Keep it charged and it’ll be really cheap to run, but fail to do so at your bank balance’s peril.
Every Kia Niro PHEV comes with a 1.6-litre petrol engine and 35hp electric motor that combine to drive the front wheels. It has the potential to be extremely cheap to run if you have a charging point at home, because it can drive around for around 30 miles using just the near-silent electric motor – ideal if you do lots of town driving.
When the battery becomes depleted, the engine kicks in with barely any delay and helps the Kia Niro cruise along without feeling strained at motorway speeds.
The PHEV has an official average economy figure of 201.8npg, and emits 31g/km of CO2, but as mentioned, you’ll need to charge it up at every opportunity if you’re to even approach these figures.
You get a six-speed dual-clutch automatic gearbox as standard on every Kia Niro PHEV (a similar unit will set you back around £1,500 on the VW Tiguan). The gearbox is smooth and helps take the stress out of long journeys and seemingly endless traffic jams but it’s not the most responsive gearbox around and sometimes hesitates before changing gear.

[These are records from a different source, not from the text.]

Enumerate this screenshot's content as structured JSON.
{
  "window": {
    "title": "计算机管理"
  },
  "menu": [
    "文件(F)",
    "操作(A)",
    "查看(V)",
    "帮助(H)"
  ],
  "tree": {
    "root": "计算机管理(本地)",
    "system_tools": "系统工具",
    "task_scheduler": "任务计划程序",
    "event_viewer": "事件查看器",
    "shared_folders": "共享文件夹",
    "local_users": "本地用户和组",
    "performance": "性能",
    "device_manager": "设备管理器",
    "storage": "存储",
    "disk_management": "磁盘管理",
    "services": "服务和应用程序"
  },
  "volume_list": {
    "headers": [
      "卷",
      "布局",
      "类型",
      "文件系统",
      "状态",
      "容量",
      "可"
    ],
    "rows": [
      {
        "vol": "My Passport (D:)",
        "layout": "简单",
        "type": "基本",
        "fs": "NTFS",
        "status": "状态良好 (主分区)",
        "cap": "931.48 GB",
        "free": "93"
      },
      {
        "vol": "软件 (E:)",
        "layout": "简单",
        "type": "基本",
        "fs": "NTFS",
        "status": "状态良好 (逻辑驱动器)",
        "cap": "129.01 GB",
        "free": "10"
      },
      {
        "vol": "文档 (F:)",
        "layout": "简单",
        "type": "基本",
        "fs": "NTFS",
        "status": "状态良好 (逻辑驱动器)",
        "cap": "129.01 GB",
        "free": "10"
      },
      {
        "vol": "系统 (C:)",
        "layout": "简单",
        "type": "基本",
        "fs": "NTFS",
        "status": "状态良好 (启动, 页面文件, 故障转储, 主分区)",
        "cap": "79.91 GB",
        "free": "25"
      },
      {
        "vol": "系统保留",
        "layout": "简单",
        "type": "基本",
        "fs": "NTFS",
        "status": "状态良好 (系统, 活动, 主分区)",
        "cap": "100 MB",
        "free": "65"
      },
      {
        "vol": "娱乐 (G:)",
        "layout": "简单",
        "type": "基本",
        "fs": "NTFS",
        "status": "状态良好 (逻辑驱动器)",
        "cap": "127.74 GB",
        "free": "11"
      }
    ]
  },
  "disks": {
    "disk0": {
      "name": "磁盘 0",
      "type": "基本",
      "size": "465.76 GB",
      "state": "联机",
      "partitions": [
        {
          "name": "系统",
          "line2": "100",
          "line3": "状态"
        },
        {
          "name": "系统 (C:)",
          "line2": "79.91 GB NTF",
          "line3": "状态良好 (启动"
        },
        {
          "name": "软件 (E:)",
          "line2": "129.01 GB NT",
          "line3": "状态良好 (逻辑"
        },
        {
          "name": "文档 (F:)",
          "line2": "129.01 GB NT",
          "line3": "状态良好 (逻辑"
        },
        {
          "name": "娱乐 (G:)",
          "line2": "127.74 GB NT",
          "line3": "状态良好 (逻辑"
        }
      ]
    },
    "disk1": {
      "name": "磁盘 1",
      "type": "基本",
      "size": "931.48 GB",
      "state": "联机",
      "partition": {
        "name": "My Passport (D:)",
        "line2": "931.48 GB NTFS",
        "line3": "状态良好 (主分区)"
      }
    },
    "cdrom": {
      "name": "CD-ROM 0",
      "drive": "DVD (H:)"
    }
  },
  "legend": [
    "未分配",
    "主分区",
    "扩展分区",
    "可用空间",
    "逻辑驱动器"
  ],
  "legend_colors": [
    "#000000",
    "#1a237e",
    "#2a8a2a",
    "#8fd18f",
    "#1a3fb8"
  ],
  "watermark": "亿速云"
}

Better still, the Kia Niro PHEV is exempt from the London Congestion Charge.
The Kia Niro Plug-in Hybrid is easy to drive around town thanks to its slightly raised driving position and standard automatic gearbox. The pillars between the windscreen and front doors don’t create any particularly large blindspots at junctions or in tight corners and all models come with rear parking sensors and a reversing camera to help make parking fairly stress free, too.
At town speeds you’ll hear barely a hum from the Niro PHEV thanks to its near-silent electric motor. Once the petrol engine starts up to lend a hand it’s a little louder but still a touch quieter than the diesel engines you’ll find in many other small SUVs.
All Kia Niro PHEV models come with 16-inch alloy wheels as standard which help them iron out potholes reasonably well.
Sadly, you’ll also hear quite a lot of wind and tyre noise at motorway speeds. You couldn’t call it excessive, but it makes the Kia Niro slightly less relaxing to travel in for long distances than a VW Tiguan.
All models come with lane-keeping assistance to help stop you wandering into the path of other cars on the motorway along with automatic emergency braking to help prevent avoidable collisions.
It’s all very nicely put together with some ncie trims, but it’s also really dull.